To be free of discrimination on the basis of HIV status is both a human and a civil right. Vigorous enforcement of the Americans with Disabilities Act, . . . the Rehabilitation Act, and other civil rights laws is vital to establishing an environment where people will feel safe in getting tested and seeking treatment.
—National HIV/AIDS Strategy for the United States
Since 2010, the HHS Office for Civil Rights (OCR) has been proud to serve as a member of the National HIV/AIDS Strategy (NHAS) Implementation Group. As a federal law enforcement agency, OCR is committed to responding to the National HIV/AIDS Strategy’s call for vigorous enforcement of our Nation’s civil rights laws.
Today, we are pleased to release a report on our National HIV/AIDS Compliance Review Initiative [PDF 534 KB]. This important Initiative was initiated in 2014 and 2015, when OCR conducted coordinated compliance reviews at 12 hospitals – one hospital in each of the 12 cities most impacted by HIV/AIDS: Atlanta, GA; Baltimore, MD; Chicago, IL; Dallas, TX; Houston, TX; Los Angeles, CA; Miami, FL; New York City, NY; Philadelphia, PA; San Francisco, CA; San Juan, PR; and Washington, DC. Focusing on HIV testing, prevention and treatment services, the compliance reviews examined the ways in which each hospital ensures: (1) equal access for HIV-positive individuals to programs and services; (2) meaningful access for limited English proficient (LEP) individuals; and (3) the privacy and security of individuals’ health information and their rights with regard to that information.
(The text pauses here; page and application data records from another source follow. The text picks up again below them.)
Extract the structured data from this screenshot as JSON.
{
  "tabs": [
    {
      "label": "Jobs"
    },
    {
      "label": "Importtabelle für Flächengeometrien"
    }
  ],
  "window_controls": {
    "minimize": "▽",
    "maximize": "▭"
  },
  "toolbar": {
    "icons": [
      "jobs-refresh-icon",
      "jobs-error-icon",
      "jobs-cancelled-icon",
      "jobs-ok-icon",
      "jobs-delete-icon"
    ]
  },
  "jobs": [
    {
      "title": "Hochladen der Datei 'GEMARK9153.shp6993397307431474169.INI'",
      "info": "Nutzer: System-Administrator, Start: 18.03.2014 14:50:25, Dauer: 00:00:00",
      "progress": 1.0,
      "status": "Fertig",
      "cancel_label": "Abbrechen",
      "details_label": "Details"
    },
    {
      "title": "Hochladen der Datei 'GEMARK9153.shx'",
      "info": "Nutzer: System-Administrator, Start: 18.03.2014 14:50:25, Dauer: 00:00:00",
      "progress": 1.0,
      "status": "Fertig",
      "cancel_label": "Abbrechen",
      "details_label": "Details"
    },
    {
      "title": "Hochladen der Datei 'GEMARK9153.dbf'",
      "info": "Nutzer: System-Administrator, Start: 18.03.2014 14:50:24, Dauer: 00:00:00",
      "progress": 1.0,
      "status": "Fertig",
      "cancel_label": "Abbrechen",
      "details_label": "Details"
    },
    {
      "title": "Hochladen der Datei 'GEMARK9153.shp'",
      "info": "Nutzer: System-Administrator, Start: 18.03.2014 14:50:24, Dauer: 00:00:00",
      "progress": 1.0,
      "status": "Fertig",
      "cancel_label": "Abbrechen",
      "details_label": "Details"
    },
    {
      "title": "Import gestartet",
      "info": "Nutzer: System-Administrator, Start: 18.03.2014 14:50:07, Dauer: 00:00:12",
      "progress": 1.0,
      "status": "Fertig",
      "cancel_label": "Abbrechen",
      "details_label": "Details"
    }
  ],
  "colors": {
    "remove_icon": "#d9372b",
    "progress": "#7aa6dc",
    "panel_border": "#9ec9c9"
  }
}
OCR evaluated each hospital’s policies and practices and found that all of the hospitals under review had implemented some policies and practices to promote equal access and protect health information. In addition, many of the hospitals had implemented evidence-based interventions to increase the number of newly diagnosed individuals entering or retained in care. However, OCR also found that in some of the hospitals, there were opportunities for improvement; OCR provided those hospitals with technical assistance. Today’s report summarizes OCR’s findings and identifies steps that hospitals and other health care providers must take to protect the civil rights and health information privacy of people living with HIV/AIDS. For example, hospitals and other health care providers (“covered entities”) must:
Over the five-year period from FY 2010 to FY2015, OCR opened 145 matters to provide public education and address allegations that people living with HIV suffered violations of their civil rights or health information privacy.
Of particular note, in 2013, OCR launched its Information is Powerful Medicine national campaign, which encourages those living with HIV to be proactive in their medical care. The campaign explains individuals’ health information privacy rights, including how individuals can monitor and access a copy of their medical records. The campaign reaches African American men who have sex with men and was featured at Black gay pride events in Atlanta, Chicago, New York City, Oakland and Washington, DC, as well as at the U.S. Conference on AIDS in New Orleans. To download and share the Information Is Powerful Medicine brochure, poster and/or web banners with others who might find the information useful, visit aids.gov/privacy.
Jocelyn Samuels is Director of the Office for Civil Rights at the U.S. Department of Health and Human Services.